-- September 11, 2002

The Fed's beige book confirms what we've been telling you: The economic recovery has not gotten underway. In fact, the economy is weakening even more. There are only pockets of strength, namely in the housing and auto sales sectors. And these, too, may be starting to cool.

First, the auto industry has been forced to extend its zero-percent financing deals into the 2003 season. Initially, these incentives were just being used as a stop-gap measure to pump up spending after the September 11 attacks last year. Now, they have become a permanent fixture.

But that's not exactly good business for the auto industry. Car manufacturers with their own credit departments, like Ford and GM (Ford Motor Credit and GMAC Financing), have already lost income from financing plans in this deal.

Now, there is a glut of used cars on dealers' lots. That means dealers will need to lower the price of used cars to unload their inventory. And as used-car pricing becomes more competitive, car manufacturers will be forced to lower the price of new cars. It becomes a devastating spiral of deflation. And when this happens, you can expect to see profits plunge.

Second, the housing boom is a bubble waiting to burst. Housing prices have climbed too much, too quickly. They are not sustainable, especially as the economy continues to slump.

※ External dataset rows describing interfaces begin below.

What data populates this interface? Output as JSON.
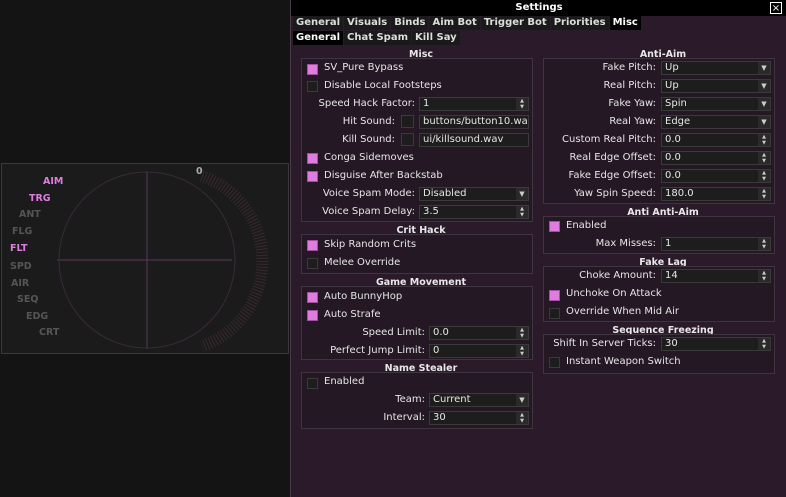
{
  "radar": {
    "labels": [
      "AIM",
      "TRG",
      "ANT",
      "FLG",
      "FLT",
      "SPD",
      "AIR",
      "SEQ",
      "EDG",
      "CRT"
    ],
    "active_labels": [
      "AIM",
      "TRG",
      "FLT"
    ],
    "zero_label": "0"
  },
  "window": {
    "title": "Settings",
    "close_glyph": "×"
  },
  "tabs": [
    "General",
    "Visuals",
    "Binds",
    "Aim Bot",
    "Trigger Bot",
    "Priorities",
    "Misc"
  ],
  "subtabs": [
    "General",
    "Chat Spam",
    "Kill Say"
  ],
  "misc": {
    "title": "Misc",
    "sv_pure_bypass": "SV_Pure Bypass",
    "disable_footsteps": "Disable Local Footsteps",
    "speed_hack_label": "Speed Hack Factor:",
    "speed_hack_value": "1",
    "hit_sound_label": "Hit Sound:",
    "hit_sound_value": "buttons/button10.wa",
    "kill_sound_label": "Kill Sound:",
    "kill_sound_value": "ui/killsound.wav",
    "conga": "Conga Sidemoves",
    "disguise": "Disguise After Backstab",
    "voice_mode_label": "Voice Spam Mode:",
    "voice_mode_value": "Disabled",
    "voice_delay_label": "Voice Spam Delay:",
    "voice_delay_value": "3.5"
  },
  "crit": {
    "title": "Crit Hack",
    "skip": "Skip Random Crits",
    "melee": "Melee Override"
  },
  "movement": {
    "title": "Game Movement",
    "bhop": "Auto BunnyHop",
    "strafe": "Auto Strafe",
    "speed_limit_label": "Speed Limit:",
    "speed_limit_value": "0.0",
    "perfect_jump_label": "Perfect Jump Limit:",
    "perfect_jump_value": "0"
  },
  "name_stealer": {
    "title": "Name Stealer",
    "enabled": "Enabled",
    "team_label": "Team:",
    "team_value": "Current",
    "interval_label": "Interval:",
    "interval_value": "30"
  },
  "antiaim": {
    "title": "Anti-Aim",
    "fake_pitch_label": "Fake Pitch:",
    "fake_pitch_value": "Up",
    "real_pitch_label": "Real Pitch:",
    "real_pitch_value": "Up",
    "fake_yaw_label": "Fake Yaw:",
    "fake_yaw_value": "Spin",
    "real_yaw_label": "Real Yaw:",
    "real_yaw_value": "Edge",
    "custom_real_pitch_label": "Custom Real Pitch:",
    "custom_real_pitch_value": "0.0",
    "real_edge_label": "Real Edge Offset:",
    "real_edge_value": "0.0",
    "fake_edge_label": "Fake Edge Offset:",
    "fake_edge_value": "0.0",
    "yaw_spin_label": "Yaw Spin Speed:",
    "yaw_spin_value": "180.0"
  },
  "anti_antiaim": {
    "title": "Anti Anti-Aim",
    "enabled": "Enabled",
    "max_misses_label": "Max Misses:",
    "max_misses_value": "1"
  },
  "fakelag": {
    "title": "Fake Lag",
    "choke_label": "Choke Amount:",
    "choke_value": "14",
    "unchoke": "Unchoke On Attack",
    "override_air": "Override When Mid Air"
  },
  "seqfreeze": {
    "title": "Sequence Freezing",
    "shift_label": "Shift In Server Ticks:",
    "shift_value": "30",
    "instant_switch": "Instant Weapon Switch"
  },
  "colors": {
    "accent": "#e07ce0",
    "panel_bg": "#241824",
    "window_bg": "#2a1a2a",
    "radar_active": "#e07ce0",
    "radar_inactive": "#555555"
  }
}
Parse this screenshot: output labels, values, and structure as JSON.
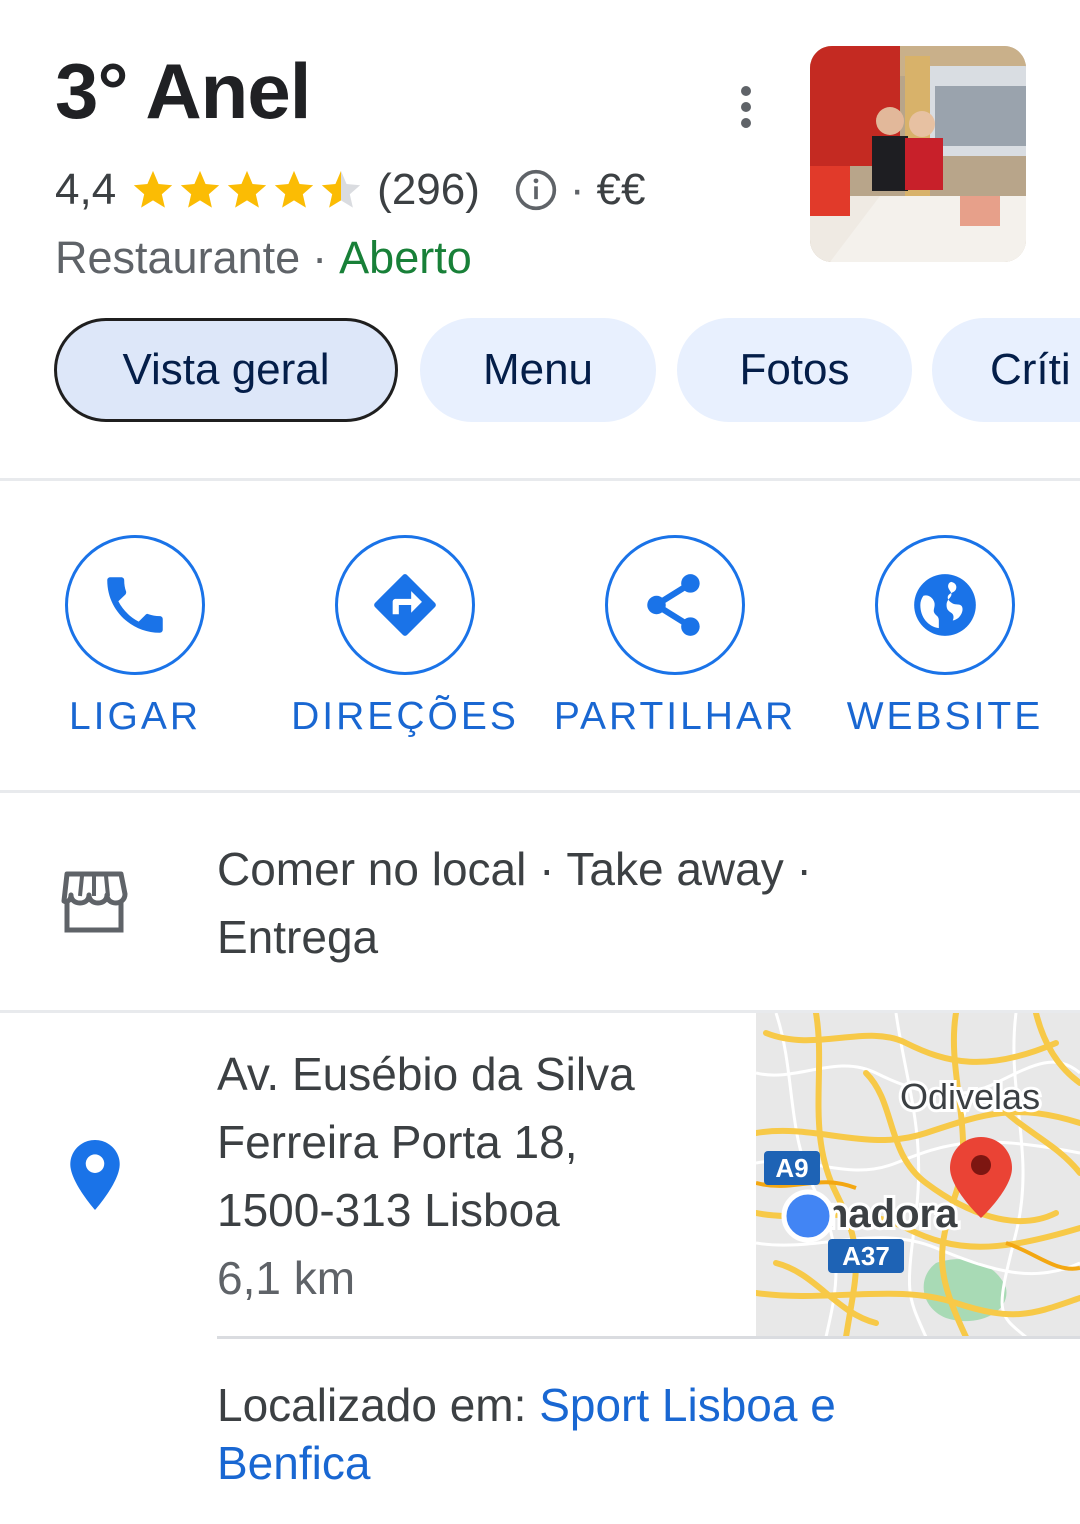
{
  "place": {
    "name": "3° Anel",
    "rating": "4,4",
    "rating_value": 4.4,
    "reviews": "(296)",
    "price": "€€",
    "category": "Restaurante",
    "status": "Aberto",
    "sep": "·"
  },
  "tabs": [
    {
      "label": "Vista geral",
      "active": true
    },
    {
      "label": "Menu"
    },
    {
      "label": "Fotos"
    },
    {
      "label": "Críti"
    }
  ],
  "actions": [
    {
      "label": "LIGAR",
      "icon": "phone-icon"
    },
    {
      "label": "DIREÇÕES",
      "icon": "directions-icon"
    },
    {
      "label": "PARTILHAR",
      "icon": "share-icon"
    },
    {
      "label": "WEBSITE",
      "icon": "globe-icon"
    }
  ],
  "services": {
    "line1": "Comer no local · Take away ·",
    "line2": "Entrega",
    "icon": "storefront-icon"
  },
  "address": {
    "line1": "Av. Eusébio da Silva",
    "line2": "Ferreira Porta 18,",
    "line3": "1500-313 Lisboa",
    "distance": "6,1 km",
    "icon": "location-pin-icon"
  },
  "map": {
    "label_odivelas": "Odivelas",
    "label_amadora": "nadora",
    "road_a9": "A9",
    "road_a37": "A37"
  },
  "located": {
    "prefix": "Localizado em: ",
    "link_line1": "Sport Lisboa e",
    "link_line2": "Benfica"
  },
  "colors": {
    "accent": "#1a73e8",
    "star": "#fbbc04",
    "open": "#188038",
    "tab_bg": "#e8f0fe"
  }
}
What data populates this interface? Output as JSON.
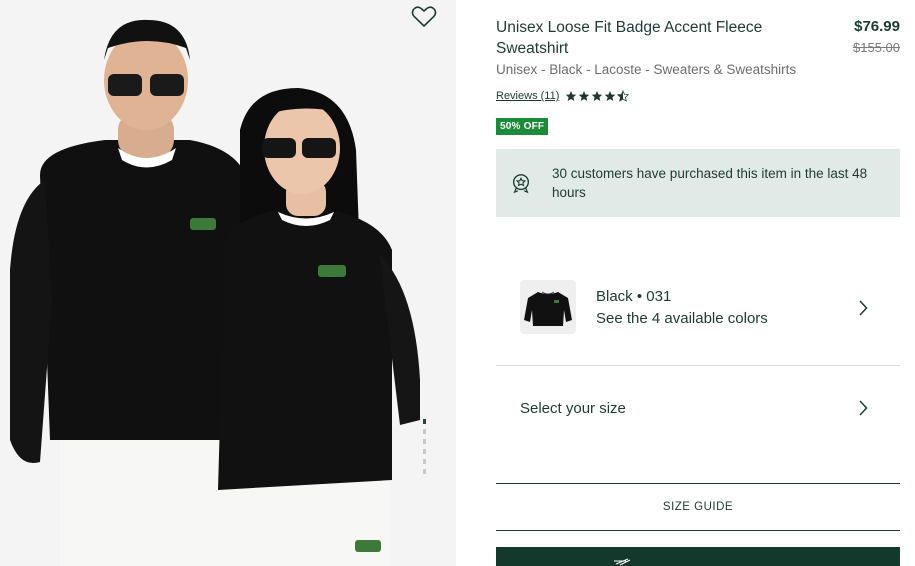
{
  "product": {
    "title": "Unisex Loose Fit Badge Accent Fleece Sweatshirt",
    "price_current": "$76.99",
    "price_original": "$155.00",
    "breadcrumb": "Unisex - Black - Lacoste - Sweaters & Sweatshirts",
    "reviews_label": "Reviews (11)",
    "rating": 4.5,
    "discount_badge": "50% OFF"
  },
  "notice": {
    "text": "30 customers have purchased this item in the last 48 hours",
    "icon": "award-badge-icon"
  },
  "color": {
    "name": "Black • 031",
    "more_colors": "See the 4 available colors"
  },
  "size": {
    "label": "Select your size"
  },
  "size_guide": {
    "label": "SIZE GUIDE"
  },
  "gallery": {
    "image_count": 6,
    "active_index": 0
  },
  "colors": {
    "brand_dark": "#13392d",
    "badge_green": "#1b8a3a",
    "notice_bg": "#e2eae7"
  }
}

The beige book points out that despite a strong housing market, commercial real estate and business lending was weak in late July and August. That's because businesses aren't expanding They're not looking for new space or new cash. And they're not looking for new employees -- which means that the job situation is likely to deteriorate even further in the months ahead.

If more jobs are cut and fewer new jobs are created, fewer Americans will be in the market for homes. And others may be looking to sell.

related article: Economic Growth Slowed Recently -- Fed